Value Added Tax

Partial exemption ― annual adjustments (longer period adjustments)

Produced by Tolley
  • 06 Apr 2022 18:13

The following Value Added Tax guidance note Produced by Tolley provides comprehensive and up to date tax information covering:

  • Partial exemption ― annual adjustments (longer period adjustments)
  • What is an annual adjustment?
  • What period does the adjustment cover?
  • Tax year
  • Other longer periods
  • How do I calculate the annual adjustment?
  • When must I declare the annual adjustment?
  • Practical points ― annual adjustments

Partial exemption ― annual adjustments (longer period adjustments)

This guidance note looks at partial exemption annual adjustments and longer period adjustments.

For an overview of partial exemption more broadly, see the Partial exemption ― overview guidance note. See also in particular the related Partial exemption ― standard method and Partial exemption ― special methods guidance notes.

For in-depth commentary on the legislation and case law in this area, see De Voil Indirect Tax Service V3.466.

What is an annual adjustment?

A business will normally be required to undertake a partial exemption calculation each VAT return period in order to provisionally determine the amount of recoverable input tax incurred during that period (see, for example, the discussion of provisional recovery in the Partial exemption ― standard method guidance note).

At the end of the tax year (or other longer period), a business is required to redo the partial exemption calculation using the figures for the whole tax year / longer period in order to calculate the actual amount of recoverable input tax for the whole period. Where there is a difference between what is calculated as recoverable for the whole period and what was actually recovered during the period then an adjustment is made for the difference. The annual adjustment also allows the business to:

  1. review the actual use of the goods and services over the longer period

  2. review whether the exempt input tax incurred over the longer period was under the de minimis limit

SI 1995/2518, regs 99, 107(1), (2); PE37000; Notice

Access this article and thousands of others like it
free for 7 days with a trial of TolleyGuidance.

There's no margin for error. Think Tax.
Think Tolley.

TolleyGuidance gives you direct access to critical, comprehensive and up-to-date tax information and expertise you can rely on.


Popular Articles

Class 2 national insurance contributions

Class 2 and Class 4 NIC are payable by self-employed earners and partners in a partnership. This guidance note considers Class 2 contributions. For Class 4 contributions, see the Class 4 national insurance contributions guidance note.Class 2 NIC arise where a self-employed individual has income

23 Mar 2022 17:20 | Produced by Tolley Read more Read more

Tax equalisation

IntroductionTax equalisation is widely used by multi-national companies or group moving employees from one country to another. It is not a statutory concept but is an arrangement between an employer and employee.The idea behind tax equalisation is that an employee accepting an assignment somewhere

22 Mar 2022 12:21 | Produced by Tolley Read more Read more

Payment of tax due under self assessment

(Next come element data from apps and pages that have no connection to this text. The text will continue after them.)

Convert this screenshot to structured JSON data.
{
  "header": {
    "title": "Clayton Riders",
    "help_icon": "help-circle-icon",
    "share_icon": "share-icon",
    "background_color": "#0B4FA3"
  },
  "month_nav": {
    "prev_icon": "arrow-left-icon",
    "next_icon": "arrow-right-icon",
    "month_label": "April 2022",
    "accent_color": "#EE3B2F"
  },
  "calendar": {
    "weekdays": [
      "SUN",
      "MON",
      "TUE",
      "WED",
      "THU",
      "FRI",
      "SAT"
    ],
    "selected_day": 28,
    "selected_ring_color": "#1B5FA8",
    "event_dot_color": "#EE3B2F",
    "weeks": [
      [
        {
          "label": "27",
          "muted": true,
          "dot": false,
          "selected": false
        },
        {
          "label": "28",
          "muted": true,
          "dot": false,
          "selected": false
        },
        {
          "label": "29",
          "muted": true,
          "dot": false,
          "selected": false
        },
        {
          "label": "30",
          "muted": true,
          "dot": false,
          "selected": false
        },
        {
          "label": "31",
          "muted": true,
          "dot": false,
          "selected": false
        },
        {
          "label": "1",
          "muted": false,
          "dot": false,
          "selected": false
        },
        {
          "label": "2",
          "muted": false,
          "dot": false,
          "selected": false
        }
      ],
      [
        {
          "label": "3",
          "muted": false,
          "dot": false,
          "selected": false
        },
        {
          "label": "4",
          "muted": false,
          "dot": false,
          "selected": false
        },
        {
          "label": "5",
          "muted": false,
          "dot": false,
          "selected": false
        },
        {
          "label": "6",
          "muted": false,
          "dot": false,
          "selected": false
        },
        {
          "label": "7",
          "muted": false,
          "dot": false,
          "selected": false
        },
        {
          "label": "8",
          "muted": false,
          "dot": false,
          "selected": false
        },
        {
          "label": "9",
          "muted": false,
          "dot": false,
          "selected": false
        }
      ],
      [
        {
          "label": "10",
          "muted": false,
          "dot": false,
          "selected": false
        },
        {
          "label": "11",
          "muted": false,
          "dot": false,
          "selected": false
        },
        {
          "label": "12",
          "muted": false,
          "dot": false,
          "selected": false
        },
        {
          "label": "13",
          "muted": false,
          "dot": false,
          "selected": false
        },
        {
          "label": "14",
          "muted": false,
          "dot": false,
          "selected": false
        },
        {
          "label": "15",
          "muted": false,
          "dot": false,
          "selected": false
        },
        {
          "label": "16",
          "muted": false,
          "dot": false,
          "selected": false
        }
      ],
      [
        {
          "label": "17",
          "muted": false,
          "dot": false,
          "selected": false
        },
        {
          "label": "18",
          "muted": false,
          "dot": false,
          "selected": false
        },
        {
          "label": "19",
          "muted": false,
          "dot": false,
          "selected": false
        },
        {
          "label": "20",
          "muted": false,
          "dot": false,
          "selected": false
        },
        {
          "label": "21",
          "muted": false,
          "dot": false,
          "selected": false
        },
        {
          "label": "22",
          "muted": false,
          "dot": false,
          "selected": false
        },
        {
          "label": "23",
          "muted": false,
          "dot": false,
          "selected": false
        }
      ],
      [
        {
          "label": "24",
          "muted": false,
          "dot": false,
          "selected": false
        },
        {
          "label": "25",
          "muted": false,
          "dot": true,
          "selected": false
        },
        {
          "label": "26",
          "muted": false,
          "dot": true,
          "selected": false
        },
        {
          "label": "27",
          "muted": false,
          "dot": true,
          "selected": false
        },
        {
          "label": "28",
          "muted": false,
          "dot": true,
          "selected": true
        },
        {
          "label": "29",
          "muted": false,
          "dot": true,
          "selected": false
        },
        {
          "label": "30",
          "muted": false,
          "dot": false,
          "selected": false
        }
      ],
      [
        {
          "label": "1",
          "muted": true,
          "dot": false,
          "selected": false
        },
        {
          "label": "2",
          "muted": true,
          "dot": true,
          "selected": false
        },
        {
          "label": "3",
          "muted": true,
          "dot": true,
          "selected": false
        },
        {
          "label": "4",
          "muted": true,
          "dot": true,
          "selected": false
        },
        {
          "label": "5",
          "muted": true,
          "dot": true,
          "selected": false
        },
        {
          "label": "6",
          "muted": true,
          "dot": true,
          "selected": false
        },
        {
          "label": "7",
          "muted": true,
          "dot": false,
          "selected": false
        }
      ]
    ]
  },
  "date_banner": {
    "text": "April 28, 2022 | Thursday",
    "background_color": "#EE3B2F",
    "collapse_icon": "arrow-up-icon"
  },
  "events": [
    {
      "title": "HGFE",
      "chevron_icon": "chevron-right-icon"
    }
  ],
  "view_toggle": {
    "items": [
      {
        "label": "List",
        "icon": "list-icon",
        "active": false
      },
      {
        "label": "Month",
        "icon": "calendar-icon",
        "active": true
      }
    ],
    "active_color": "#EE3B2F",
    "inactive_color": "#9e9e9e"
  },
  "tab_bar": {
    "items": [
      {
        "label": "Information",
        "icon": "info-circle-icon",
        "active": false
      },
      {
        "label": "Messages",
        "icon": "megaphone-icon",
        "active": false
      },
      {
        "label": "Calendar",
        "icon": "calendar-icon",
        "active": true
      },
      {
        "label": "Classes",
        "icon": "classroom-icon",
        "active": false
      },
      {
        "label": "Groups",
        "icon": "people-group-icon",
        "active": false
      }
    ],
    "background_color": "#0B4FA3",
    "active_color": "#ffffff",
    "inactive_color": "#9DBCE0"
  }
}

Normal due dateIndividuals are required to pay any outstanding income tax, Class 2 and Class 4 national insurance and capital gains tax due for the tax year by 31 January following the end of the tax year (ie 31 January 2021 for the 2019/20 tax year). From 6 April 2020, UK resident individuals who

Read more Read more